> receiving many more, and seeing your articles flourish!
So, I'd really appreciate if, the next time you're looking for a reference
or stuck trying to improve an article - go here and submit an enquiry
http://www.nla.gov.au/askalibrarian Tell them you're a wikipedian and which
article you're trying to improve. (equally, feel free to tell others e.g.
retweet this https://twitter.com/nlagovau/status/463845761176711169 )
Peace, love & metadata
We now have a VIP attendee at the Tribute
Saturday 10 May. One of the people who played a lead role in the
development of The Encyclopedia of Women &
made a presentation at its recent launch is flying up from
Melbourne to join us. This new encyclopedia will be a great resource for us
in the future and I hope we can impress her and others associated with it
with our contribution to accessible knowledge.
Join us if you can.

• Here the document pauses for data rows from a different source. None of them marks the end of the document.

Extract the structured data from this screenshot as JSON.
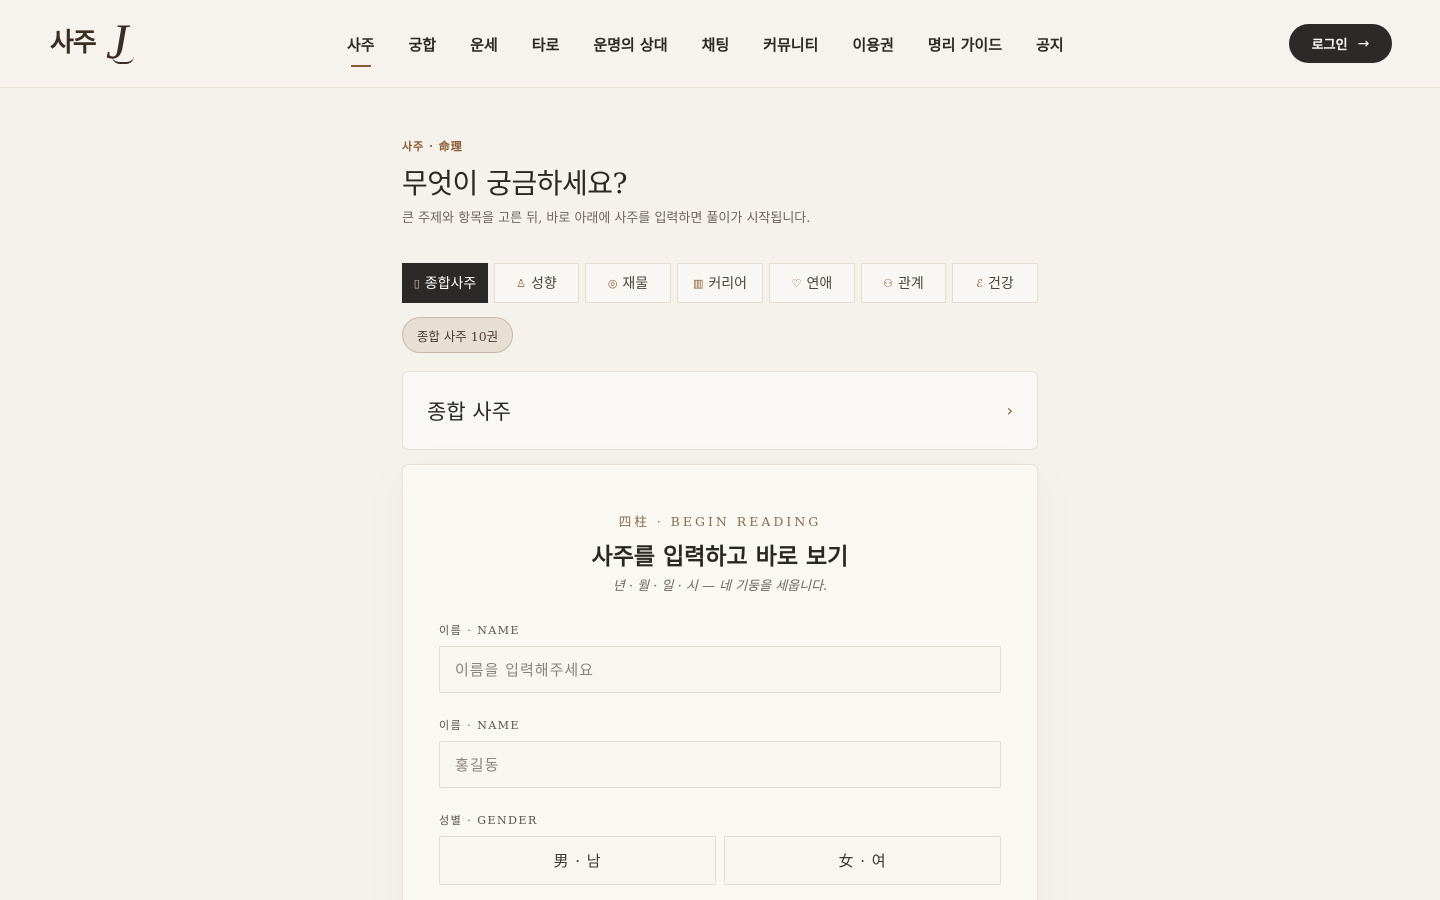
{
  "header": {
    "logo_text": "사주J",
    "nav": [
      {
        "label": "사주",
        "active": true
      },
      {
        "label": "궁합",
        "active": false
      },
      {
        "label": "운세",
        "active": false
      },
      {
        "label": "타로",
        "active": false
      },
      {
        "label": "운명의 상대",
        "active": false
      },
      {
        "label": "채팅",
        "active": false
      },
      {
        "label": "커뮤니티",
        "active": false
      },
      {
        "label": "이용권",
        "active": false
      },
      {
        "label": "명리 가이드",
        "active": false
      },
      {
        "label": "공지",
        "active": false
      }
    ],
    "login_label": "로그인"
  },
  "intro": {
    "eyebrow": "사주 · 命理",
    "title": "무엇이 궁금하세요?",
    "subtitle": "큰 주제와 항목을 고른 뒤, 바로 아래에 사주를 입력하면 풀이가 시작됩니다."
  },
  "tabs": [
    {
      "label": "종합사주",
      "icon": "book-icon",
      "glyph": "▯",
      "active": true
    },
    {
      "label": "성향",
      "icon": "person-icon",
      "glyph": "♙",
      "active": false
    },
    {
      "label": "재물",
      "icon": "coins-icon",
      "glyph": "◎",
      "active": false
    },
    {
      "label": "커리어",
      "icon": "building-icon",
      "glyph": "▥",
      "active": false
    },
    {
      "label": "연애",
      "icon": "heart-icon",
      "glyph": "♡",
      "active": false
    },
    {
      "label": "관계",
      "icon": "people-icon",
      "glyph": "⚇",
      "active": false
    },
    {
      "label": "건강",
      "icon": "leaf-icon",
      "glyph": "ℰ",
      "active": false
    }
  ],
  "sub_pill": "종합 사주 10권",
  "topic": {
    "title": "종합 사주"
  },
  "form": {
    "eyebrow": "四柱 · BEGIN READING",
    "title": "사주를 입력하고 바로 보기",
    "subtitle": "년 · 월 · 일 · 시 — 네 기둥을 세웁니다.",
    "name_label": "이름 · NAME",
    "name_placeholder": "이름을 입력해주세요",
    "name2_label": "이름 · NAME",
    "name2_placeholder": "홍길동",
    "gender_label": "성별 · GENDER",
    "gender_male": "男 · 남",
    "gender_female": "女 · 여"
  },
  "colors": {
    "background": "#f5f2ec",
    "accent": "#8b5a33",
    "dark": "#2b2a28"
  }
}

Remote contributions always seem magical so help out if
you live far away in our wide brown land.
After reconciling all our various systems, and as promised, here is a
breakdown of the membership as it stands on 30 April 2014.
Total membership is 59, of whom 2 are overseas. Of the remaining 57:
* 15 (26.3%) are in NSW (11 in Sydney)
* 14 (24.6%) are in VIC (14 in Melbourne)
* 9 (15.8%) are in WA (8 in Perth)
* 7 (12.3%) are in QLD (6 in Brisbane)
* 4 (7.0%) are in TAS (3 in Hobart, 1 in Launceston)
* 4 (7.0%) are in ACT; and
* 4 are in SA.
No members were located in the Northern Territory as at 30 April.
Rural vs urban - 7 (12.3%) are located outside their state or territory's
largest city, 4 of whom are in NSW. This does not include those on the
urban fringes who may technically live in a semi-rural area.
Longevity of membership:
* 13 (22.0%) joined in 2008
* 3 (5.1%) joined in 2009
* 5 (8.5%) joined in 2010
* 14 (23.7%) joined in 2011
* 10 (16.9%) joined in 2012
* 13 (22.0%) joined in 2013.
This does not reflect former members, but simply the join dates of those
who are current members.
17 of the 59 present members (28.8%) have at one stage or another served on
the committee. In total 22 people have served on the committee since 2008.
I wanted to do one on meetup attendance but this information is not
available on the system.